On Colorado’s upper Rio Grande, WRC is conserving prime fish and wildlife habitat and working to open access to this iconic river and some of its finest tributaries. Its work is focused on the high San Luis Valley, which sits at the western edge of the Central Flyway and provides crucial habitat for an array of migratory bird species including ducks, cranes, geese and roughly 95 percent of the Rocky Mountain’s sandhill crane population.
Klamath River, California

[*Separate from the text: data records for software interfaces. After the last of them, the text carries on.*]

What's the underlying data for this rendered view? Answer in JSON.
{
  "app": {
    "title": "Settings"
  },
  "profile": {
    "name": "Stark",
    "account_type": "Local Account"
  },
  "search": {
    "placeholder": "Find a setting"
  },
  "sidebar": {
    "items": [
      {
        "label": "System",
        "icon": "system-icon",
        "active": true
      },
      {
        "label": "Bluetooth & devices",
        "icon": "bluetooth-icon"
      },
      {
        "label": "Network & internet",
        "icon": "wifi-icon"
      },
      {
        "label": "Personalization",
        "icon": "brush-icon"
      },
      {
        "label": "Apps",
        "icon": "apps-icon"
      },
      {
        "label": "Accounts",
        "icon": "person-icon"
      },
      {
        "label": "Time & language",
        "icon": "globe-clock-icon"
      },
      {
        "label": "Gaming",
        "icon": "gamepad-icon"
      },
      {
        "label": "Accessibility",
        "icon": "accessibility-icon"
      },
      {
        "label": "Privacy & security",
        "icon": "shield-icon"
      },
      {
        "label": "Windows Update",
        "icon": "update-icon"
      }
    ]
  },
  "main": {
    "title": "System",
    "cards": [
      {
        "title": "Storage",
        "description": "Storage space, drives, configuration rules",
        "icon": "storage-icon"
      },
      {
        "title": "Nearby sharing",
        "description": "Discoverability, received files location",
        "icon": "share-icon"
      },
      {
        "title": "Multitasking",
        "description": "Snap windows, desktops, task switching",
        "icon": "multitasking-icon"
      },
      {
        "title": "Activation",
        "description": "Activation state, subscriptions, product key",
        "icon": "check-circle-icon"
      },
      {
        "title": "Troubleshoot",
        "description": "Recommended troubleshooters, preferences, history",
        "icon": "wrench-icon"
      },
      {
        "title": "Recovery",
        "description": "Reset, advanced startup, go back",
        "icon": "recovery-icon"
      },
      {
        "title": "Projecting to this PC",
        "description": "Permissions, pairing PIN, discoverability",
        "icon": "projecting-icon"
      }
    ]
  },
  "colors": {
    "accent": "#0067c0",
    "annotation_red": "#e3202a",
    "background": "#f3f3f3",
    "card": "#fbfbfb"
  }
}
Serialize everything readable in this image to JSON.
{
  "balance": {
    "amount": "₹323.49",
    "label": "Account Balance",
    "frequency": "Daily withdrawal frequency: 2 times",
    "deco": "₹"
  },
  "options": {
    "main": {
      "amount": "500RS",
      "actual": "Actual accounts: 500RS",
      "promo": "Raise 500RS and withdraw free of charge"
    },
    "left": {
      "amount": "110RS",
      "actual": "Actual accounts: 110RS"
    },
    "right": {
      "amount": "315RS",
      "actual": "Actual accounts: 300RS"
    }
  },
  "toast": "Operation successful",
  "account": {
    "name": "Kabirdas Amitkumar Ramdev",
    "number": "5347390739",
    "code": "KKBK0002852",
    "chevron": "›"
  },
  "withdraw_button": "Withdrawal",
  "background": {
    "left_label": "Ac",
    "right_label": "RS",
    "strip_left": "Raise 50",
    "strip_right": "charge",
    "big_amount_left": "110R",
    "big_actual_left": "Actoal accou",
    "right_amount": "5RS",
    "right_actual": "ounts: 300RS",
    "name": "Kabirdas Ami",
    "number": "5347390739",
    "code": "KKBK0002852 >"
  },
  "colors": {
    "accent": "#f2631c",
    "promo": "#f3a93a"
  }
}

In the heart of the northern California redwoods, WRC is working in partnership with the Yurok Tribe to create a vast cold-water sanctuary for salmon and steelhead. The focus is Blue Creek, the first tributary that fish encounter on their migration inland from the Pacific Ocean. The most important source of cold-water for the lower river, Blue Creek is a lifeline for the entire system. WRC is helping the Yurok acquire over 47,000 acres of land, which will become the Blue Creek Salmon Sanctuary and Yurok Tribal Community Forest. As a result of this effort, the Yurok will regain the core of its spiritual homeland, and more than 73 square miles of temperate rainforest will be managed for conservation and health of the Klamath-Siskiyou region’s rare fish and wildlife.
Other Successes on Western Rivers
One of Western Rivers Conservancy’s earliest projects was in Montana, where it protected three miles of the Madison River at Three Dollar Bridge and ensured this cherished stretch of fly water will remain forever open to the public. In California, WRC conserved nearly the entire length of Goose Creek, the largest tributary to the Smith River, which is not only California’s last major undammed river, but one of the greatest rivers in the West. In Washington, WRC purchased and conserved nearly all the corporate-owned land along the Hoh River between Olympic National Park, which protects the headwaters, and the Pacific. The project ensured that the most biodiverse salmon stream in the Lower 48 was protected from headwaters to the mouth, and improved access for boaters, anglers, hikers and other river lovers.